New Jersey adding mobile sports betting to offerings

Bettors have been placing sports wagers at various New Jersey casinos and racetracks for nearly two months. Now New Jersey sports betting is set to go mobile.

Sportsbook operators in Atlantic City casinos and New Jersey racetracks are poised to launch mobile sports betting phone apps. Once live, New Jersey will join Nevada as the only states offering legal mobile sports betting.

DraftKings, a prominent daily fantasy operator entering the sports betting space, announced Wednesday that it is opening registration for its mobile sports betting app in New Jersey and will begin with an invite-only trial period. Participants in the trial will be able to bet, win and lose real money. DraftKings did not give a definitive length of the trial but said that it is the final step before receiving approval by New Jersey Division of Gaming to officially launch the sportsbook in the state.

MGM CEO Jim Murren said Tuesday that the Borgata in Atlantic City will begin offering mobile wagering by the end of the week, but no official launch date has been set. Caesars Entertainment, which operates multiple Atlantic City casinos, has said it will implement a sports betting app "quickly." Caesars and MGM each offer mobile sports betting in Nevada.

New Jersey sports betting apps will use geolocation to require that all mobile bets are placed from within state lines.

While casinos and racetracks rushed to open their over-the-counter operations, DraftKings took a different approach -- focusing on its mobile betting product before setting up a retail space at partner Resorts Casino & Hotel in Atlantic City.

"I think the opportunity for innovation is just massive (with mobile)," Jason Robins, CEO of DraftKings, told ESPN. "Not to say that you can't innovate on the retail side, but it's quite literally a limited space. Mobile, you can do anything with. There is no limit to where I think this is going to go, with integrations of streaming ... I think eventually it integrates with voice assistance in the home, smart TVs. The opportunities really are endless as technology advances."

DraftKings partnered with Malta-based sports betting provider Kambi to help oversee oddsmaking, trading and risk management. DraftKings also announced the hiring of Jamie Shea as its head of sportsbook digital. Shea will work out of a new 25-person office Hoboken, New Jersey.

In addition to all the major sports events, both domestically and internationally, DraftKings envisions offering wagering on events like the Academy Awards and Nathan's Hot Dog Eating Contest, depending on gaming regulations. Live in-game wagering and an increased amount of player propositions also are expected in DraftKings' betting menu.

The DraftKings app is available for the iPhone and Android. It features a "cash out" option for bettors, who will have the option of culminating the wager at a different price depending on how the odds change during an event.

"I just think the way sports betting is thought of and the experience of it is going to look totally different in 10 years," Robins said. "And I think mobile is really the key for that."

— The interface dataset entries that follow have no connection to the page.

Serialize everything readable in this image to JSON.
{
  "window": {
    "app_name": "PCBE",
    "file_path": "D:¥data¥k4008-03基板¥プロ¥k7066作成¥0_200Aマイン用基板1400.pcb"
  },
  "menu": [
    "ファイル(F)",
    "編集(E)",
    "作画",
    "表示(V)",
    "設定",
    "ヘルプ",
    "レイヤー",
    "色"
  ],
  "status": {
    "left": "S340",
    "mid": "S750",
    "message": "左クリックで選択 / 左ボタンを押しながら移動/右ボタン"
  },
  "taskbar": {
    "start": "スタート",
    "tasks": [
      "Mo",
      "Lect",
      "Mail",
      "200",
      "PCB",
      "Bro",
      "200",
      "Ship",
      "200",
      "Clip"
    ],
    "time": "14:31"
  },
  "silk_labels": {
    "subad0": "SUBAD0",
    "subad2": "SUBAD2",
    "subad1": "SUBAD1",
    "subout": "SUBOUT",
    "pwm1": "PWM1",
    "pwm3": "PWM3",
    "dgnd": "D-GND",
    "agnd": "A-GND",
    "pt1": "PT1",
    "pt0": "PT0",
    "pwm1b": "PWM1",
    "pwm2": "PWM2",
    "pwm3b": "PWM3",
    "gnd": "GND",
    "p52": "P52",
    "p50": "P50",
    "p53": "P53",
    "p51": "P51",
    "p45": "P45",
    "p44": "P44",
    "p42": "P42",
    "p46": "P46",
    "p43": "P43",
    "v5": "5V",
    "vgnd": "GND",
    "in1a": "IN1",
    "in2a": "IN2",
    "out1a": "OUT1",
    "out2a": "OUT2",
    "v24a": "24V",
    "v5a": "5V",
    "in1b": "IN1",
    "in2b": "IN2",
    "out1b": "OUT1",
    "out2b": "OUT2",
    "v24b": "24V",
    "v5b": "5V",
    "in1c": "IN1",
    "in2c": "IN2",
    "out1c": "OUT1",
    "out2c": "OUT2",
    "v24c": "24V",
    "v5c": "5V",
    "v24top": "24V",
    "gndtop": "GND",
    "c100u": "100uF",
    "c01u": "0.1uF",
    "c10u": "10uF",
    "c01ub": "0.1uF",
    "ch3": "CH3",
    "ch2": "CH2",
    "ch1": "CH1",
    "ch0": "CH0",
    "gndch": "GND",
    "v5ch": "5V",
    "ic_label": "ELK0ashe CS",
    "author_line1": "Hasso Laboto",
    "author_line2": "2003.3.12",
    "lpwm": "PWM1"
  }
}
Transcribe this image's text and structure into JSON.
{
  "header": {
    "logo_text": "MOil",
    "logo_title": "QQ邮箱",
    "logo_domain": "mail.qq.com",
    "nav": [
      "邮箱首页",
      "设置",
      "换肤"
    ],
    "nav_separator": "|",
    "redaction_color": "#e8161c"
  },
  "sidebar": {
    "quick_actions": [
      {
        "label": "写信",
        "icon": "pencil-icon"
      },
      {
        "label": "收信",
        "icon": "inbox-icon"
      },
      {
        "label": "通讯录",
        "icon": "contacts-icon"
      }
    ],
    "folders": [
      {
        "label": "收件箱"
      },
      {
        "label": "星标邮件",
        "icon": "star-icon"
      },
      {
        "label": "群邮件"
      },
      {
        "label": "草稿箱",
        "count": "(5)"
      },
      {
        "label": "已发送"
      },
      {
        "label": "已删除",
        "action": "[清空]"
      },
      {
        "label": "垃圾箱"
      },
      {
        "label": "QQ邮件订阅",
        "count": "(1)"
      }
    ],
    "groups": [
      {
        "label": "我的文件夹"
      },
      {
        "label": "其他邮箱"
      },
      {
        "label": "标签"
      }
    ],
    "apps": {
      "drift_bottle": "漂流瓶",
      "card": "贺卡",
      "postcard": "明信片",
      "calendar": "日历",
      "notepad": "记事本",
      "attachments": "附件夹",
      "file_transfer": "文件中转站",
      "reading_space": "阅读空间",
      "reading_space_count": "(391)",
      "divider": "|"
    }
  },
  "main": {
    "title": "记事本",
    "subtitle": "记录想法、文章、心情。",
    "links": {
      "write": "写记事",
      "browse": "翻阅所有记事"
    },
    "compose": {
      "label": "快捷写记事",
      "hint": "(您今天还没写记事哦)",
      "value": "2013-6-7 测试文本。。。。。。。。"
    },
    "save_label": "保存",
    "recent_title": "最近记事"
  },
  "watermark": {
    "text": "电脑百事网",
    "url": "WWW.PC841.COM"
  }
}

The DraftKings sports book will be offered on a separate app from the company's daily fantasy platform; however, players will have a shared wallet between the two apps, with some limitations.

DraftKings isn't the only new player to enter New Jersey's sports betting industry. Daily fantasy operator FanDuel and online casino and poker provider The Stars Group also are targeting football season to be up and running with mobile betting.

"We are working toward being one of the first brands launching mobile betting in New Jersey following the state's campaign for meaningful change in U.S. legislation," Matthew Primeaux, senior vice president of strategy and operations U.S. for The Stars Group, told ESPN. "With casino and poker already, expanding into sports means that betting fans can enjoy all we have to offer."

On Wednesday, Mississippi became the third state to begin offering sports betting since the U.S. Supreme Court struck down the Professional and Amateur Sports Protection Act of 1992 in mid-May. Mississippi allows mobile wagering but only on casino premises. Mobile wagering will not be available in Mississippi in the beginning.